The ecosystem service of sequestering carbon is a major advantage of biochar and therefore of high interest. An iterative process of biochar application possesses the potential to build up substantial carbon sinks. The agronomic application of pyrogenic carbon is recognised as a crucial (and multi-functional) negative emission technology. It has the potential for high offsets and rapid implementation according to the latest report of IPCC (2019). Moreover, through verification and trading of biochar-based carbon credits (e.g. through EBC, 2020) additional revenues can be generated by cocoa farmers.
Looking at the benefits of biochar on cocoa systems is a novel research line with a high societal impact potential. To date, no published scientific research exists about the effect of biochar-based fertilization on cocoa crop productivity using field trials. On the other hand, our research is supported by a fast-growing biochar related research community delivering steadily more data for other crops as well as new methods on biochar-based fertilization and soil improvement in tropical agriculture. This can potentially benefit research and technologies applicable to cocoa cultivation. Since 2020 the Institute of Tropical Plant Production and Agroecosystem Modelling (TROPAGS) of the University of Göttingen collaborates with the Ithaka Institute for Carbon Intelligence in a research effort to deepen the understanding of the agronomic potential of biochar application in cocoa production systems. This collaborative research is carried out in the greenhouse and through field trials and addresses relevant knowledge gaps in basic understanding and more applied research topics. Field experiments are currently conducted in Ghana, where the Ithaka Institute supported by the University of Göttingen is working in close cooperation with the local cocoa farmer communities and with a private sector partner who holds a major share of the global cocoa market.
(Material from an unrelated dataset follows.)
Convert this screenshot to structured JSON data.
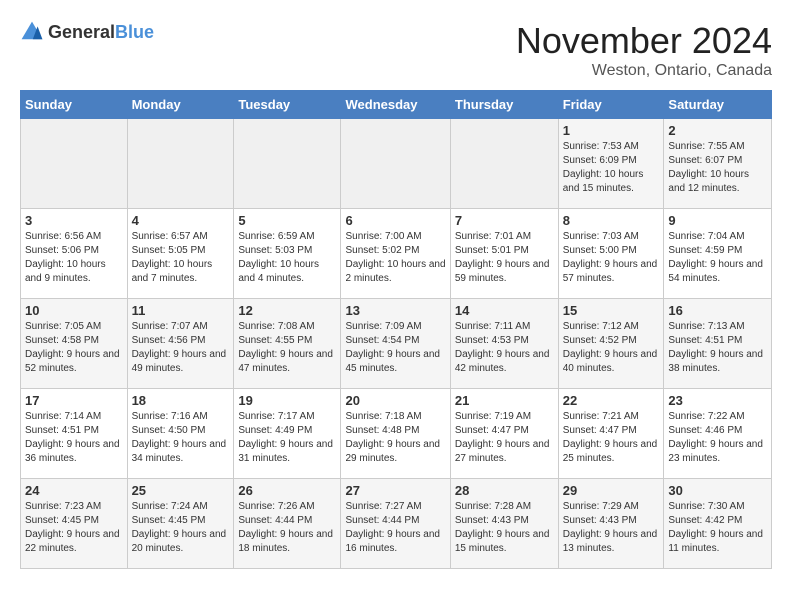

Fig.1: Cocoa – Biochar trial at the University of Göttingen

During a field trial pilot launched in October 2020 in Ghana, a decentral scheme of biochar production was tested in Ghana. The team deployed “Kon-Tiki” kilns, i.e. flame curtain pyrolysis, to convert production residues of the coco value chain, namely pods and pruning wood, into biochar. Kon-Tiki kilns can be established decentralised and at very low costs.

Fig.2: Map, modified from Läderach et al. 2013, showing project locations in Ghana

The biochar produced, was consecutively milled and converted into a liquid biochar-based fertilizer and applied directly into the cocoa plant root zone through a novel injection technology. For the first time this new technology allows for a biochar incorporation in already established perennial systems. In Ghana, field experiments have been established covering distinguished cocoa age classes (mature and seedling stage) and climatic zones (wet region with nutrient constrains and dry region with water constrains). Parameters ranging from drought (seasonal Harmattan) survival rate, growth and vigour, to yield data are continuously monitored. There are plans to upscale to other cocoa production regions including Indonesia, Ecuador and Ivory Coast.
The ongoing field research will be complemented by laboratory and greenhouse-based trials at the University of Göttingen to enhance the mechanistic understanding of the underlying principles. The experiments shall utilize lysimeters and rhizoboxes to evaluate the effect of biochar application on drought stress, root morphology, phosphorus mobilisation and aluminium immobilisation.

Fig.3: Geo injection technique deployed in mature cocoa